For now, abortions remain legal in Indiana. The state currently allows abortion until 20 weeks after fertilization, though women seeking the procedure must receive in-person counseling then wait at least 18 hours.
But that access could soon end.
Indiana state lawmakers are currently in the midst of a special legislative session focused in part on abortion. The leading proposal would prohibit nearly all abortions except in cases of rape, incest or in which a pregnant woman's life is endangered. Indiana's governor is a Republican, and the party controls both chambers of the state legislature.
The bill has drawn mixed reviews, even from opponents of abortion rights; some groups say the bill is poorly drafted and would not do enough to prevent abortions.
The proposal is being closely watched because Indiana is surrounded on three sides by states where abortion rights are in question: Ohio, where abortion is already severely restricted, and two states, Kentucky and Michigan, where strict bans are currently on pause and under review by courts.

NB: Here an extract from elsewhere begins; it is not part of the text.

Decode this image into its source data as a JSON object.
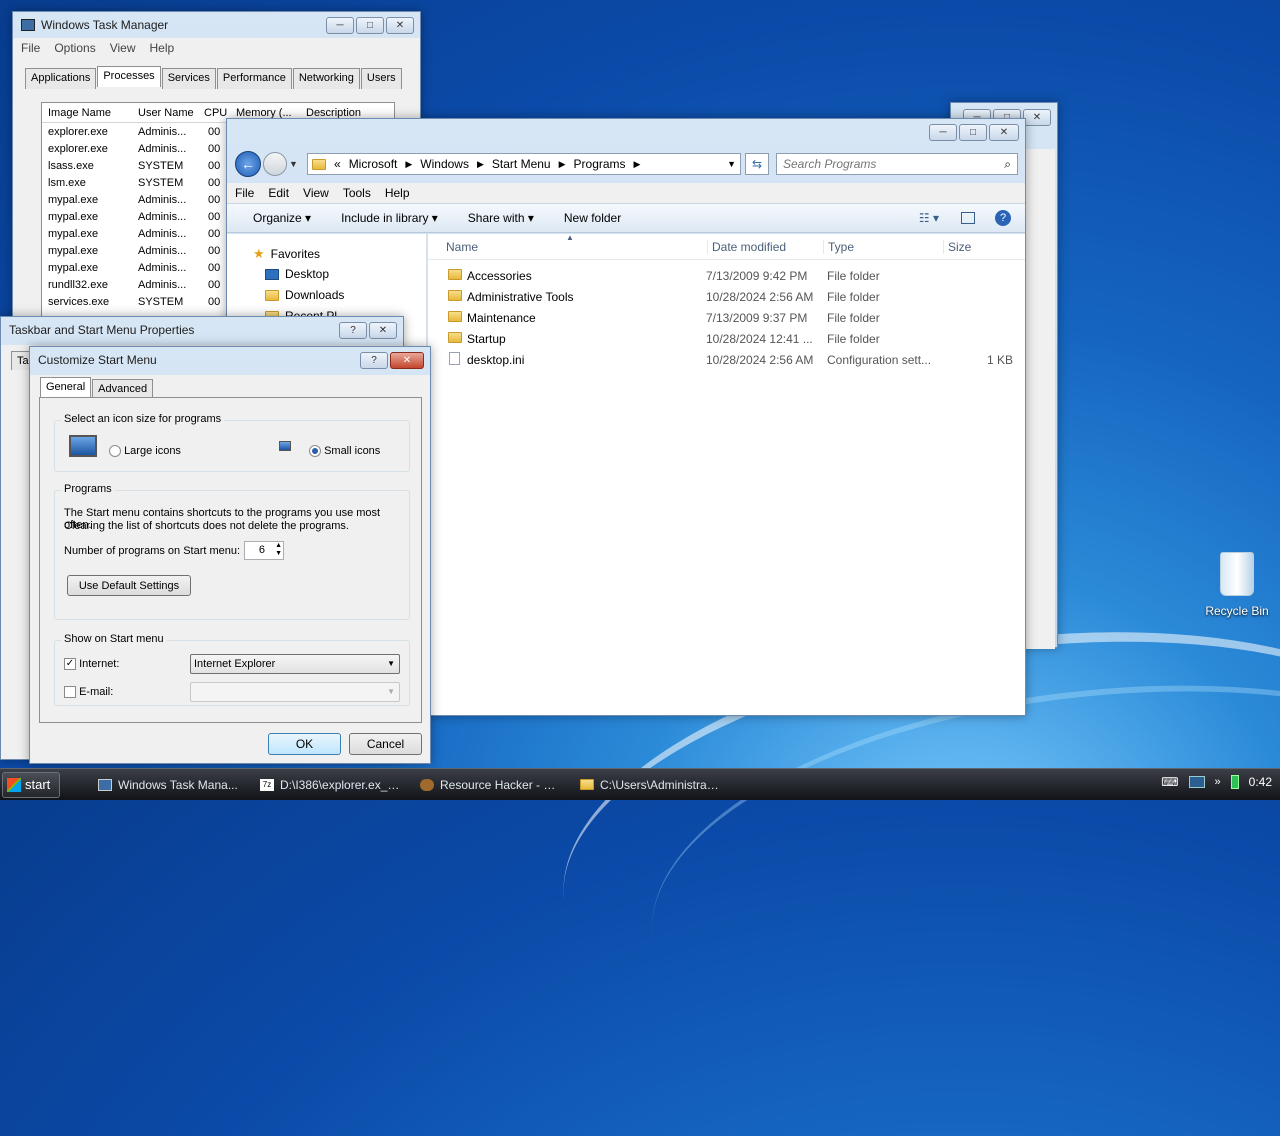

Should it pass, the Indiana law would be "very dangerous," Bernard said.
"We're going to see women dying. We're going to see not only abortion care affected, but care for miscarriages, care for complications of pregnancy, infertility care, contraception. Really, the list is endless," she said. "We're going to see physicians harassed, persecuted. We're going to see patients being forced to continue unsafe pregnancies and die because of those pregnancies."
No matter what happens with the legislation, Bernard says she remains committed to providing health care in the state.
"I came to work in Indiana to provide comprehensive, compassionate, evidence-based care to to women in Indiana. And I intend to continue to do so," she said.
Marisa Peñaloza contributed to this report.